This is the sixth in our series of the best conservative speeches from the last century to the present day.
Ronald Wilson Reagan, the bit-part actor from Hollywood who came to be dubbed The Great Communicator in recognition of his oratorical skills, served as the 40th President of the United States from 1981 to 1989.
He shot to national political prominence with a speech he made in 1964 in support of Barry Goldwater’s foundering presidential campaign. A Time for Choosing launched Reagan’s political career, though Goldwater lost by one of the biggest margins in history.

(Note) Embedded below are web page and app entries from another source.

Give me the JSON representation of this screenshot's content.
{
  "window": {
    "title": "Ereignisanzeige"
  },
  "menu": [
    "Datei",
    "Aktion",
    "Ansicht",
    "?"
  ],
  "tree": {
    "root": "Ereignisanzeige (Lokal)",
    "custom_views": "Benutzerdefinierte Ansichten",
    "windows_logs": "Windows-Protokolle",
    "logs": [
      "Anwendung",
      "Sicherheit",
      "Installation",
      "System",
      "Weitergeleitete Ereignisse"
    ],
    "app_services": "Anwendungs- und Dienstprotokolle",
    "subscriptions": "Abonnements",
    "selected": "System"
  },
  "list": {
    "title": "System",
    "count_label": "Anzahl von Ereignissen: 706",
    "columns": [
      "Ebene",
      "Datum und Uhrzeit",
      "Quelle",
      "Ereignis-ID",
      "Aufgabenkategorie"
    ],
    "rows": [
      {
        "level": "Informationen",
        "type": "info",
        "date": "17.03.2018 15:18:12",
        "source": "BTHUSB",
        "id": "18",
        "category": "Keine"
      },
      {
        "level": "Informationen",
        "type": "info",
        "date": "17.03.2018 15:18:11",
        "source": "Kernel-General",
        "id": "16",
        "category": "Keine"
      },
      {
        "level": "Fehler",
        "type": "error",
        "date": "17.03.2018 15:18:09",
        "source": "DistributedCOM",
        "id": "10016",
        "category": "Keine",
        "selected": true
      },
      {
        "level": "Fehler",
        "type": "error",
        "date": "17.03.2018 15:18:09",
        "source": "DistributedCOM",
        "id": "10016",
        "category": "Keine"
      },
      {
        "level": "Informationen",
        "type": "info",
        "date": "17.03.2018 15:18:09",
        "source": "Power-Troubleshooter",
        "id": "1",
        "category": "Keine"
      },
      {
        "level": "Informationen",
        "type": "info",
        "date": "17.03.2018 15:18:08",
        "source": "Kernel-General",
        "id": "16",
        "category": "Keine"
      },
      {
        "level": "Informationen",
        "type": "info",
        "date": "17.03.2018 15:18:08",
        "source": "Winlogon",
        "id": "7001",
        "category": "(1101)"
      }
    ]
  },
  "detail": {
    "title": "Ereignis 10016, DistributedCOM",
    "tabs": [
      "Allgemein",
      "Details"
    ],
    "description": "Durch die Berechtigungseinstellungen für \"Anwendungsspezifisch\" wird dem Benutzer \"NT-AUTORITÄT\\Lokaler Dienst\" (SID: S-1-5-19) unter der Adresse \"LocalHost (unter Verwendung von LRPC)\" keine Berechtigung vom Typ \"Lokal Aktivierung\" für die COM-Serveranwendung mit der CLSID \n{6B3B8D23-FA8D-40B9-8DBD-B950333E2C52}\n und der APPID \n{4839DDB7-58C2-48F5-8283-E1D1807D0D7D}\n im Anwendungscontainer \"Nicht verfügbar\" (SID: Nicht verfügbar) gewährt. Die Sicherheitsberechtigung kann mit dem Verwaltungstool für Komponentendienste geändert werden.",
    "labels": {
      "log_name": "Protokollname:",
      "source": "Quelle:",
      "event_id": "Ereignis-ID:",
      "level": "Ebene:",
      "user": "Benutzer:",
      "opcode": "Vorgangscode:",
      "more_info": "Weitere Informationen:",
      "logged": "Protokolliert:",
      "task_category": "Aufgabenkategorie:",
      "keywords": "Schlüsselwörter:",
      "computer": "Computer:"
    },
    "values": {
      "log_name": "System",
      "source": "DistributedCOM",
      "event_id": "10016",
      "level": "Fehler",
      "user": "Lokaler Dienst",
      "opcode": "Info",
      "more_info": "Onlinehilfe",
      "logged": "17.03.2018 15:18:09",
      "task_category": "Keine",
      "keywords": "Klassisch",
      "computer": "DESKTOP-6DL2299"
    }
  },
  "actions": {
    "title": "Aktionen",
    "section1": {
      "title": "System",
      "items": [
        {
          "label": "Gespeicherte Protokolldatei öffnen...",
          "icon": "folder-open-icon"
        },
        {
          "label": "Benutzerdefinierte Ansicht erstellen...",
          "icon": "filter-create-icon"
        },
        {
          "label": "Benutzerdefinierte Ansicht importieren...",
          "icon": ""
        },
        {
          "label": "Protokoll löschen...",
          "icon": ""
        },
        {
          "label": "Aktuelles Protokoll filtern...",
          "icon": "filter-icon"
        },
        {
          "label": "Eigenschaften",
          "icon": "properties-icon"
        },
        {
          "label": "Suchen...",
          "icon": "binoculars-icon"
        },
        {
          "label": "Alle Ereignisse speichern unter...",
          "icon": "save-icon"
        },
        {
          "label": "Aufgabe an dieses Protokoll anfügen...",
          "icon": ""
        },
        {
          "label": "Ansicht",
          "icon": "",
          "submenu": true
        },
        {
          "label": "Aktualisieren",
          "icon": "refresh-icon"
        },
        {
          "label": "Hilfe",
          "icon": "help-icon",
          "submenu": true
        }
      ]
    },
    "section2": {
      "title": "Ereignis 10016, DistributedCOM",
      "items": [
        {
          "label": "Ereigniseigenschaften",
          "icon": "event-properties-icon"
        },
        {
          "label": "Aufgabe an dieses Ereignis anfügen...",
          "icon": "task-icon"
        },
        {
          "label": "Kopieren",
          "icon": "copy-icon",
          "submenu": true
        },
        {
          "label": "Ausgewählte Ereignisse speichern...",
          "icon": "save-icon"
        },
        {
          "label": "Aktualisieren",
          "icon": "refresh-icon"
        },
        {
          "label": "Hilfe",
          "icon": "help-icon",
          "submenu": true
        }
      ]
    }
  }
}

It set out his uncompromising political stance and ideology. It did not lack for metaphor, and the message was all the more powerful for it.
‘The Founding Fathers knew a government can’t control the economy without controlling people. And they knew when a government sets out to do that, it must use force and coercion to achieve its purpose. So we have come to a time for choosing.
‘You and I are told we must choose between a left or right, but I suggest there is no such thing as a left or right. There is only an up or down. Up to man’s age-old dream – the maximum of individual freedom consistent with law and order – or down to the ant heap of totalitarianism.’
As one his biographers later explained, ‘Ronald Reagan was transformed into a superb actor when he took on the roles of governor of California, presidential candidate and President of the US. Then, as never in his movies, he became authoritative, authentic, irresistible to eye and ear.’
His next great performance came at the Republican National Convention in 1976, when Gerald Ford took the unusual step of inviting him, the losing nominee, to the podium to speak. Reagan, in one of the greatest ad libs ever, stole his rival’s thunder and made the delegates regret their choice. You can see why here.
His own inauguration he made memorable for the words: ‘In the present crisis, government is not the solution to our problem; government is the problem.’
Reagan initially suffered at the bad-mannered hands of the Brits – just as Donald Trump suffers now. Many on the Left chose to sneer, deride and even refuse to meet him. Harold Wilson as prime minister declined to see the former governor of California and soon-to-be President of the US. Mrs Thatcher greeted him, however, with Winston Churchill at her side: that is ‘little Winston’, as his grandfather called him.
She was the first world leader to visit Reagan, in Washington, after he became President, sealing their special relationship thus: ‘Your problems will be our problems . . . and when you look for friends we will be there.’
For all of Reagan’s eight years at the White House, Mrs Thatcher was at Number 10. Together they refashioned the political landscape of the western world, rejuvenating the conservative philosophy. They stood in steadfast opposition to the prevailing socialist and collectivist philosophy they’d inherited, and of course to Soviet aggression.
Some think that it was at the Bergen-Belsen concentration camp in 1985 that Ronald Reagan delivered the supreme speech of his presidency.
which you can also read here.
Yet the end of the Cold War would not have come to pass without Reagan and Thatcher’s resolute leadership on behalf of the anti-communist nations. This is why I have to choose above all Reagan’s 1987 speech in Berlin, demanding: ‘Mr Gorbachev, tear down this wall!’ It was very far from ad lib. Like Churchill’s greatest speeches it had huge time and energy expended on it, of which the main author has since written.
It is astonishing to realise that Ronald Reagan and John F Kennedy were members of the same generation and that a mere six years separated their births. Both men went to Berlin. Kennedy to tell the world that he was proud to call himself a Berliner (or that infamous jelly doughnut, depending on your translator) in the face of Soviet military threats; Reagan, by contrast, to tug at a faded, fraying Iron Curtain and to challenge Mikhail Gorbachev to tear down that wall, which you can see here.
(or for the shorter clip of the direct appeal to Gorbachev here)
I have no doubt as to who was the more honourable man and the greater speaker.